TASK REQUIREMENTS ::
A line belongs in the answer only if it contains the word "this"; copy every such line from the listing below.

- Opening Delimiter -

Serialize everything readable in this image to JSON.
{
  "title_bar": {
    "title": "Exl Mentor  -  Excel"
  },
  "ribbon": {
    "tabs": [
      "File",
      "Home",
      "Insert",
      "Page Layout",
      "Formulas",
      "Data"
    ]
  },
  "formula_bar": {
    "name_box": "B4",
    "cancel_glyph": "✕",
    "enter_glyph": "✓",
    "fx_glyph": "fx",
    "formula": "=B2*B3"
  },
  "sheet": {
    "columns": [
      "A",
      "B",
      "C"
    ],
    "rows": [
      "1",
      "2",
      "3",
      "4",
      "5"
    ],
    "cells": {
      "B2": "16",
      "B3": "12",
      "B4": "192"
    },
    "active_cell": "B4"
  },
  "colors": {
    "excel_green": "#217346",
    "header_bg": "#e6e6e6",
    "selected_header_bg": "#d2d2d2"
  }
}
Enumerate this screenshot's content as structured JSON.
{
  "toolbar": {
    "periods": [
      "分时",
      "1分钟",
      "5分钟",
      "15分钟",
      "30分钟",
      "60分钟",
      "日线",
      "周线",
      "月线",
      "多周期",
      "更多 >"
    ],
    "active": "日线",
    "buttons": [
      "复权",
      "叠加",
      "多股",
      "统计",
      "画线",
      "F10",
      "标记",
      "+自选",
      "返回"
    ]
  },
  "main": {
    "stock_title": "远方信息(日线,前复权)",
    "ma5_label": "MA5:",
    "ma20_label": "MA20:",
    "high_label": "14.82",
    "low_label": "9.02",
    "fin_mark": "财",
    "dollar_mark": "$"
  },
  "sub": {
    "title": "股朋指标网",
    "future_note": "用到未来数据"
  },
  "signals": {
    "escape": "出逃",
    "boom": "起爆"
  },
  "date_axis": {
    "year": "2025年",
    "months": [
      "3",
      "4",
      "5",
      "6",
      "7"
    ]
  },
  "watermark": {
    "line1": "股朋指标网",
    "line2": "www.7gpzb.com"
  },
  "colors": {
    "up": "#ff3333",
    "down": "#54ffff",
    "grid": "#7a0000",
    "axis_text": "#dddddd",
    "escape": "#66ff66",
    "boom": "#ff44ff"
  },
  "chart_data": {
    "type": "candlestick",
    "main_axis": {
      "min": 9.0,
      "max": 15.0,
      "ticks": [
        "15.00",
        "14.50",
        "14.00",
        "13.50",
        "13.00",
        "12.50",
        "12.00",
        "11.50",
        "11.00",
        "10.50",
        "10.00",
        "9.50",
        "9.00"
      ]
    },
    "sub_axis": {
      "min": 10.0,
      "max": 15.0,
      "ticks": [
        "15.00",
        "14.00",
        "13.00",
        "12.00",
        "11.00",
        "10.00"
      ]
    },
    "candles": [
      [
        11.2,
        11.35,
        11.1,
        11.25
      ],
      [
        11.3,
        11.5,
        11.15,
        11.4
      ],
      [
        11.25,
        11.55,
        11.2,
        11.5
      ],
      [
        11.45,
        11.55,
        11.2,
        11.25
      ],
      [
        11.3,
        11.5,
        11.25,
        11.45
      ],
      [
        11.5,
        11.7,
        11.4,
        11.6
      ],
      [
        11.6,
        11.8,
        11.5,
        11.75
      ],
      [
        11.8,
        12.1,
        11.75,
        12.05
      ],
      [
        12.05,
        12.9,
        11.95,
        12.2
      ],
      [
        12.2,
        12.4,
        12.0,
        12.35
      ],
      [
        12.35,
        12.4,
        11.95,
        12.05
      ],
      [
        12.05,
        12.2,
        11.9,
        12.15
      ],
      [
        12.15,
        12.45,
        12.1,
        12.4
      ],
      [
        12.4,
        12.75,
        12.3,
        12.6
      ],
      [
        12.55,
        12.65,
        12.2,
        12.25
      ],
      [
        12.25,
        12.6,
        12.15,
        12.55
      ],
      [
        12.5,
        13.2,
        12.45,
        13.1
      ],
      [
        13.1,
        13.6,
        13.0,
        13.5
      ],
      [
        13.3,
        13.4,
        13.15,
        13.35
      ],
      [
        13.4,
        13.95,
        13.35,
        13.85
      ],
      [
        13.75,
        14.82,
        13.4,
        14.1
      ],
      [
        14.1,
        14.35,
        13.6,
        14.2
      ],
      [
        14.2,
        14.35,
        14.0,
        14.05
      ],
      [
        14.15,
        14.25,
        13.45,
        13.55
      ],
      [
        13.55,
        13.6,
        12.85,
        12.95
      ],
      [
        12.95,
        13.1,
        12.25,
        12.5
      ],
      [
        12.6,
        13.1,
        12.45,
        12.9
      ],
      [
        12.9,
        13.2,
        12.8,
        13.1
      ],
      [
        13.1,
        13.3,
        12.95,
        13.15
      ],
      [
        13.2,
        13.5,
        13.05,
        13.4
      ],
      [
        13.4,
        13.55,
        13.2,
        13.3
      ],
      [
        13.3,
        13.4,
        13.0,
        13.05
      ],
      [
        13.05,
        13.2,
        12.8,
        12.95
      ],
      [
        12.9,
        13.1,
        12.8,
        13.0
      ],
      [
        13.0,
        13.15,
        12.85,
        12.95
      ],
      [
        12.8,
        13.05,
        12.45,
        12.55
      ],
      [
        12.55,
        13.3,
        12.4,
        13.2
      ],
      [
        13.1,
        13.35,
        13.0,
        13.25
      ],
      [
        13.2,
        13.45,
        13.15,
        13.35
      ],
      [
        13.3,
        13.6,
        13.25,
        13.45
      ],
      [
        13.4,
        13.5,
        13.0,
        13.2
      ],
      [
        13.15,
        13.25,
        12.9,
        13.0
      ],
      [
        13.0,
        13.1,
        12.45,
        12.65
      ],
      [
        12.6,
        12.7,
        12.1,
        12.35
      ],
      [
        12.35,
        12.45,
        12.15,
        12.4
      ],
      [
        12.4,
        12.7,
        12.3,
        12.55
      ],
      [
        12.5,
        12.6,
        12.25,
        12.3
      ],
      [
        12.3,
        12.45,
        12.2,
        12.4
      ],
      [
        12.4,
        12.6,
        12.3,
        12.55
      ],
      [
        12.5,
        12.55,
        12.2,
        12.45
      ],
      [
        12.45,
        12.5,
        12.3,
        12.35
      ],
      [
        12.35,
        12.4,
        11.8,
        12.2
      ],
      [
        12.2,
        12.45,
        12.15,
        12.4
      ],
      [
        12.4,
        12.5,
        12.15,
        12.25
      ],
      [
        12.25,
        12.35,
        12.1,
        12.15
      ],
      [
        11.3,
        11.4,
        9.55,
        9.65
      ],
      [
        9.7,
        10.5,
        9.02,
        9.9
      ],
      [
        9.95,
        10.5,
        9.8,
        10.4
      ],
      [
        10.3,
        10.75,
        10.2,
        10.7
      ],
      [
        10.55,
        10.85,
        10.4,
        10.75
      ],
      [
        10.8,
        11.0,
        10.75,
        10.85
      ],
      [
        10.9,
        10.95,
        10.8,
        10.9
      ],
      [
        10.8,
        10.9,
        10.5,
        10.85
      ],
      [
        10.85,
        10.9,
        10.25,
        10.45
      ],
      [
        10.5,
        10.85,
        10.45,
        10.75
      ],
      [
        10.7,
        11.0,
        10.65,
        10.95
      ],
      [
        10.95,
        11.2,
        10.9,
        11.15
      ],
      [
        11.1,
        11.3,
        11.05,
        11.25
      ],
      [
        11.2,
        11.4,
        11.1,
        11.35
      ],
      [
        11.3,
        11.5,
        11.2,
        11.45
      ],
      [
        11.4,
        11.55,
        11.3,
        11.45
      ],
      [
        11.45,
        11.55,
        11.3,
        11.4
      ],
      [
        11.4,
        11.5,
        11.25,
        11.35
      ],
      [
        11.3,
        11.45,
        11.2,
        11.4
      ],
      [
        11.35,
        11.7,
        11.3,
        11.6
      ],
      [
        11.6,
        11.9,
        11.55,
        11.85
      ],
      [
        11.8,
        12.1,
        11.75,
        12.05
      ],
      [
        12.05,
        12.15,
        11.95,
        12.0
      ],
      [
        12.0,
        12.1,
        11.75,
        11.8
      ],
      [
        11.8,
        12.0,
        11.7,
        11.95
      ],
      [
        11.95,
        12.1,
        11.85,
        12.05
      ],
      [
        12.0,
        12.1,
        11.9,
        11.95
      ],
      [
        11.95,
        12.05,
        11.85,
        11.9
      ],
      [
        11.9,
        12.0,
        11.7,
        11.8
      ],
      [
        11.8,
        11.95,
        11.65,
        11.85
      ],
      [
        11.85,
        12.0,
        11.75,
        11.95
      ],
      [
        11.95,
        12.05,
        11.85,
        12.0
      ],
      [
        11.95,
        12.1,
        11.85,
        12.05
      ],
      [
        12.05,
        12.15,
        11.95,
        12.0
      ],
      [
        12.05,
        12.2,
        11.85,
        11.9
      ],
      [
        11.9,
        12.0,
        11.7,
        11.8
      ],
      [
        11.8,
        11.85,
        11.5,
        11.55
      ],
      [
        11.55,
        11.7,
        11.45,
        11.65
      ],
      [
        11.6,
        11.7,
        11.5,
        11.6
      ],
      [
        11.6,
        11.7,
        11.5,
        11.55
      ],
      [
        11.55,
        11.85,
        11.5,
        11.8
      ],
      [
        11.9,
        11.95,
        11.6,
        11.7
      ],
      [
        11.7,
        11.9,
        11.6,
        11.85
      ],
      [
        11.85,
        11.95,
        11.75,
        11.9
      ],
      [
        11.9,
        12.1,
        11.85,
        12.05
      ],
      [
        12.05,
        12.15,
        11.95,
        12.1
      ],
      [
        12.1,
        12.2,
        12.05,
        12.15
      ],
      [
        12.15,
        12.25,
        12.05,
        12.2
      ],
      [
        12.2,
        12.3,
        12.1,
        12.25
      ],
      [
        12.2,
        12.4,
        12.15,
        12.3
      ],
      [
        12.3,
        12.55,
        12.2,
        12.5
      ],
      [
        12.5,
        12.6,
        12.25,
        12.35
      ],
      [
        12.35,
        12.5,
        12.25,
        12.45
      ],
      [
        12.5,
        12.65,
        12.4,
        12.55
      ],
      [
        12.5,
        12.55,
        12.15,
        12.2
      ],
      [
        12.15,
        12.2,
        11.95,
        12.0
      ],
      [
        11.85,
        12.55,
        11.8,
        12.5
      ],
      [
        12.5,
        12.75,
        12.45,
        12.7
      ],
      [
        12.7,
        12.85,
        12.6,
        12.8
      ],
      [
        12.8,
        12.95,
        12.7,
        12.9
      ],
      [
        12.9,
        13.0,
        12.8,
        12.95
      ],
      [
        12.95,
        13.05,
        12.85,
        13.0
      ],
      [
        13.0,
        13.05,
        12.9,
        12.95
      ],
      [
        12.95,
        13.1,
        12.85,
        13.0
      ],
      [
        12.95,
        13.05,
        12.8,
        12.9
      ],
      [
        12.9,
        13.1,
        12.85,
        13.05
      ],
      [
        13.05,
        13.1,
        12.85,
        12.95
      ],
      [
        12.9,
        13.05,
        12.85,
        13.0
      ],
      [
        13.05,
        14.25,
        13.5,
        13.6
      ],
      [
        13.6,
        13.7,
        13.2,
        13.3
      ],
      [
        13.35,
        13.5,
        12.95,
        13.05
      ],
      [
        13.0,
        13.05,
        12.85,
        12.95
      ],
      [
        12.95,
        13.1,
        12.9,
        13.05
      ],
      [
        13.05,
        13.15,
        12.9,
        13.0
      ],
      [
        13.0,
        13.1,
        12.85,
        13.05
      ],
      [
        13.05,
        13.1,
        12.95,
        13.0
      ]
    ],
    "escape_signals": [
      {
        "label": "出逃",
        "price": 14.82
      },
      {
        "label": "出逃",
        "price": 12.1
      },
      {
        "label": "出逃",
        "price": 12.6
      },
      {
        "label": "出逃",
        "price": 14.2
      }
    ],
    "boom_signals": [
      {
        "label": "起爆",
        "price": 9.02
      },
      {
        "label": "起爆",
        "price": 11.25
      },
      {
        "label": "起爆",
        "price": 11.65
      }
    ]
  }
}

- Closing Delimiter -

TASK ANSWER ::
Serialize everything readable in this image to JSON.
Enumerate this screenshot's content as structured JSON.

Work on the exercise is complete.